**What is expected:**
Write the number of lines in the material below that contain "isReplication", with no other words.

------------

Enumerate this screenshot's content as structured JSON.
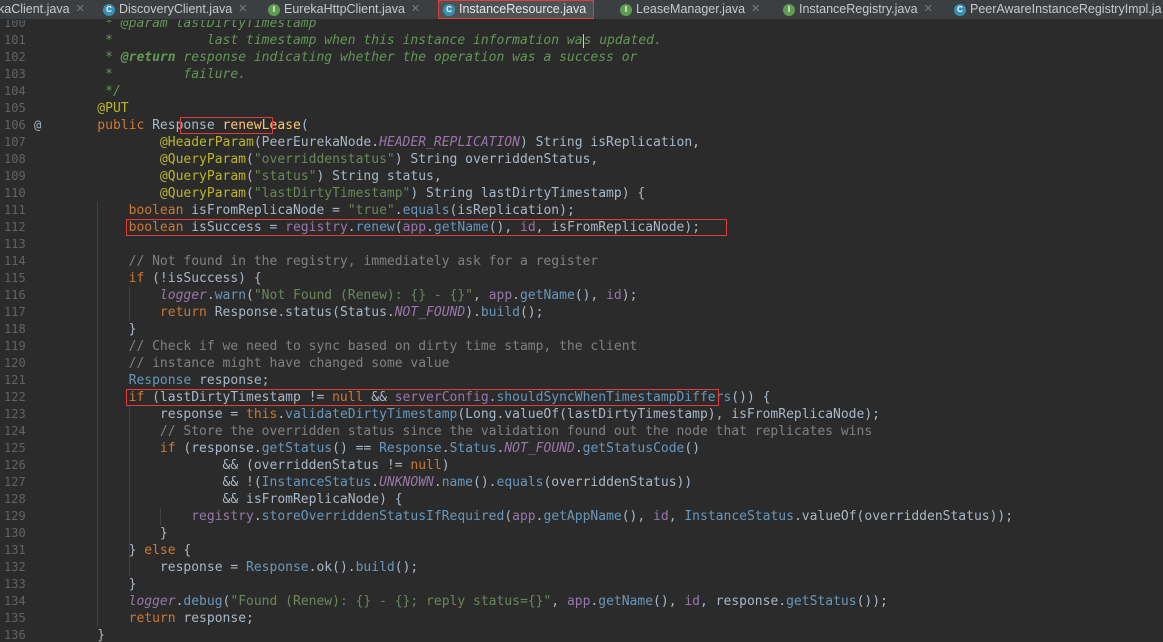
{
  "tabs": [
    {
      "label": "kaClient.java",
      "icon": "class-icon",
      "active": false
    },
    {
      "label": "DiscoveryClient.java",
      "icon": "class-icon",
      "active": false
    },
    {
      "label": "EurekaHttpClient.java",
      "icon": "interface-icon",
      "active": false
    },
    {
      "label": "InstanceResource.java",
      "icon": "class-icon",
      "active": true
    },
    {
      "label": "LeaseManager.java",
      "icon": "interface-icon",
      "active": false
    },
    {
      "label": "InstanceRegistry.java",
      "icon": "interface-icon",
      "active": false
    },
    {
      "label": "PeerAwareInstanceRegistryImpl.ja",
      "icon": "class-icon",
      "active": false
    }
  ],
  "colors": {
    "background": "#2b2b2b",
    "keyword": "#cc7832",
    "string": "#6a8759",
    "comment": "#629755",
    "annotation": "#bbb529",
    "highlight_box": "#e03c3c"
  },
  "lines": [
    {
      "n": "100",
      "tokens": [
        [
          "comment",
          "     * @param "
        ],
        [
          "comment",
          "lastDirtyTimestamp"
        ]
      ]
    },
    {
      "n": "101",
      "tokens": [
        [
          "comment",
          "     *            last timestamp when this instance information wa"
        ],
        [
          "caret",
          ""
        ],
        [
          "comment",
          "s updated."
        ]
      ]
    },
    {
      "n": "102",
      "tokens": [
        [
          "comment",
          "     * "
        ],
        [
          "tag",
          "@return"
        ],
        [
          "comment",
          " response indicating whether the operation was a success or"
        ]
      ]
    },
    {
      "n": "103",
      "tokens": [
        [
          "comment",
          "     *         failure."
        ]
      ]
    },
    {
      "n": "104",
      "tokens": [
        [
          "comment",
          "     */"
        ]
      ]
    },
    {
      "n": "105",
      "tokens": [
        [
          "annotation",
          "    @PUT"
        ]
      ]
    },
    {
      "n": "106",
      "mark": "@",
      "tokens": [
        [
          "keyword",
          "    public "
        ],
        [
          "default",
          "Response "
        ],
        [
          "static",
          "renewLease"
        ],
        [
          "default",
          "("
        ]
      ]
    },
    {
      "n": "107",
      "tokens": [
        [
          "annotation",
          "            @HeaderParam"
        ],
        [
          "default",
          "(PeerEurekaNode."
        ],
        [
          "const",
          "HEADER_REPLICATION"
        ],
        [
          "default",
          ") String isReplication,"
        ]
      ]
    },
    {
      "n": "108",
      "tokens": [
        [
          "annotation",
          "            @QueryParam"
        ],
        [
          "default",
          "("
        ],
        [
          "string",
          "\"overriddenstatus\""
        ],
        [
          "default",
          ") String overriddenStatus,"
        ]
      ]
    },
    {
      "n": "109",
      "tokens": [
        [
          "annotation",
          "            @QueryParam"
        ],
        [
          "default",
          "("
        ],
        [
          "string",
          "\"status\""
        ],
        [
          "default",
          ") String status,"
        ]
      ]
    },
    {
      "n": "110",
      "tokens": [
        [
          "annotation",
          "            @QueryParam"
        ],
        [
          "default",
          "("
        ],
        [
          "string",
          "\"lastDirtyTimestamp\""
        ],
        [
          "default",
          ") String lastDirtyTimestamp) {"
        ]
      ]
    },
    {
      "n": "111",
      "tokens": [
        [
          "keyword",
          "        boolean "
        ],
        [
          "default",
          "isFromReplicaNode = "
        ],
        [
          "string",
          "\"true\""
        ],
        [
          "default",
          "."
        ],
        [
          "method",
          "equals"
        ],
        [
          "default",
          "(isReplication);"
        ]
      ]
    },
    {
      "n": "112",
      "tokens": [
        [
          "keyword",
          "        boolean "
        ],
        [
          "default",
          "isSuccess = "
        ],
        [
          "field",
          "registry"
        ],
        [
          "default",
          "."
        ],
        [
          "method",
          "renew"
        ],
        [
          "default",
          "("
        ],
        [
          "field",
          "app"
        ],
        [
          "default",
          "."
        ],
        [
          "method",
          "getName"
        ],
        [
          "default",
          "(), "
        ],
        [
          "field",
          "id"
        ],
        [
          "default",
          ", isFromReplicaNode);"
        ]
      ]
    },
    {
      "n": "113",
      "tokens": [
        [
          "default",
          ""
        ]
      ]
    },
    {
      "n": "114",
      "tokens": [
        [
          "lcomment",
          "        // Not found in the registry, immediately ask for a register"
        ]
      ]
    },
    {
      "n": "115",
      "tokens": [
        [
          "keyword",
          "        if "
        ],
        [
          "default",
          "(!isSuccess) {"
        ]
      ]
    },
    {
      "n": "116",
      "tokens": [
        [
          "const",
          "            logger"
        ],
        [
          "default",
          "."
        ],
        [
          "method",
          "warn"
        ],
        [
          "default",
          "("
        ],
        [
          "string",
          "\"Not Found (Renew): {} - {}\""
        ],
        [
          "default",
          ", "
        ],
        [
          "field",
          "app"
        ],
        [
          "default",
          "."
        ],
        [
          "method",
          "getName"
        ],
        [
          "default",
          "(), "
        ],
        [
          "field",
          "id"
        ],
        [
          "default",
          ");"
        ]
      ]
    },
    {
      "n": "117",
      "tokens": [
        [
          "keyword",
          "            return "
        ],
        [
          "default",
          "Response.status(Status."
        ],
        [
          "const",
          "NOT_FOUND"
        ],
        [
          "default",
          ")."
        ],
        [
          "method",
          "build"
        ],
        [
          "default",
          "();"
        ]
      ]
    },
    {
      "n": "118",
      "tokens": [
        [
          "default",
          "        }"
        ]
      ]
    },
    {
      "n": "119",
      "tokens": [
        [
          "lcomment",
          "        // Check if we need to sync based on dirty time stamp, the client"
        ]
      ]
    },
    {
      "n": "120",
      "tokens": [
        [
          "lcomment",
          "        // instance might have changed some value"
        ]
      ]
    },
    {
      "n": "121",
      "tokens": [
        [
          "type",
          "        Response "
        ],
        [
          "default",
          "response;"
        ]
      ]
    },
    {
      "n": "122",
      "tokens": [
        [
          "keyword",
          "        if "
        ],
        [
          "default",
          "(lastDirtyTimestamp != "
        ],
        [
          "keyword",
          "null "
        ],
        [
          "default",
          "&& "
        ],
        [
          "field",
          "serverConfig"
        ],
        [
          "default",
          "."
        ],
        [
          "method",
          "shouldSyncWhenTimestampDiffers"
        ],
        [
          "default",
          "()) {"
        ]
      ]
    },
    {
      "n": "123",
      "tokens": [
        [
          "default",
          "            response = "
        ],
        [
          "keyword",
          "this"
        ],
        [
          "default",
          "."
        ],
        [
          "method",
          "validateDirtyTimestamp"
        ],
        [
          "default",
          "(Long.valueOf(lastDirtyTimestamp), isFromReplicaNode);"
        ]
      ]
    },
    {
      "n": "124",
      "tokens": [
        [
          "lcomment",
          "            // Store the overridden status since the validation found out the node that replicates wins"
        ]
      ]
    },
    {
      "n": "125",
      "tokens": [
        [
          "keyword",
          "            if "
        ],
        [
          "default",
          "(response."
        ],
        [
          "method",
          "getStatus"
        ],
        [
          "default",
          "() == "
        ],
        [
          "type",
          "Response"
        ],
        [
          "default",
          "."
        ],
        [
          "type",
          "Status"
        ],
        [
          "default",
          "."
        ],
        [
          "const",
          "NOT_FOUND"
        ],
        [
          "default",
          "."
        ],
        [
          "method",
          "getStatusCode"
        ],
        [
          "default",
          "()"
        ]
      ]
    },
    {
      "n": "126",
      "tokens": [
        [
          "default",
          "                    && (overriddenStatus != "
        ],
        [
          "keyword",
          "null"
        ],
        [
          "default",
          ")"
        ]
      ]
    },
    {
      "n": "127",
      "tokens": [
        [
          "default",
          "                    && !("
        ],
        [
          "type",
          "InstanceStatus"
        ],
        [
          "default",
          "."
        ],
        [
          "const",
          "UNKNOWN"
        ],
        [
          "default",
          "."
        ],
        [
          "method",
          "name"
        ],
        [
          "default",
          "()."
        ],
        [
          "method",
          "equals"
        ],
        [
          "default",
          "(overriddenStatus))"
        ]
      ]
    },
    {
      "n": "128",
      "tokens": [
        [
          "default",
          "                    && isFromReplicaNode) {"
        ]
      ]
    },
    {
      "n": "129",
      "tokens": [
        [
          "field",
          "                registry"
        ],
        [
          "default",
          "."
        ],
        [
          "method",
          "storeOverriddenStatusIfRequired"
        ],
        [
          "default",
          "("
        ],
        [
          "field",
          "app"
        ],
        [
          "default",
          "."
        ],
        [
          "method",
          "getAppName"
        ],
        [
          "default",
          "(), "
        ],
        [
          "field",
          "id"
        ],
        [
          "default",
          ", "
        ],
        [
          "type",
          "InstanceStatus"
        ],
        [
          "default",
          ".valueOf(overriddenStatus));"
        ]
      ]
    },
    {
      "n": "130",
      "tokens": [
        [
          "default",
          "            }"
        ]
      ]
    },
    {
      "n": "131",
      "tokens": [
        [
          "default",
          "        } "
        ],
        [
          "keyword",
          "else "
        ],
        [
          "default",
          "{"
        ]
      ]
    },
    {
      "n": "132",
      "tokens": [
        [
          "default",
          "            response = "
        ],
        [
          "type",
          "Response"
        ],
        [
          "default",
          ".ok()."
        ],
        [
          "method",
          "build"
        ],
        [
          "default",
          "();"
        ]
      ]
    },
    {
      "n": "133",
      "tokens": [
        [
          "default",
          "        }"
        ]
      ]
    },
    {
      "n": "134",
      "tokens": [
        [
          "const",
          "        logger"
        ],
        [
          "default",
          "."
        ],
        [
          "method",
          "debug"
        ],
        [
          "default",
          "("
        ],
        [
          "string",
          "\"Found (Renew): {} - {}; reply status={}\""
        ],
        [
          "default",
          ", "
        ],
        [
          "field",
          "app"
        ],
        [
          "default",
          "."
        ],
        [
          "method",
          "getName"
        ],
        [
          "default",
          "(), "
        ],
        [
          "field",
          "id"
        ],
        [
          "default",
          ", response."
        ],
        [
          "method",
          "getStatus"
        ],
        [
          "default",
          "());"
        ]
      ]
    },
    {
      "n": "135",
      "tokens": [
        [
          "keyword",
          "        return "
        ],
        [
          "default",
          "response;"
        ]
      ]
    },
    {
      "n": "136",
      "tokens": [
        [
          "default",
          "    }"
        ]
      ]
    }
  ]
}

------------

**Response area:**
2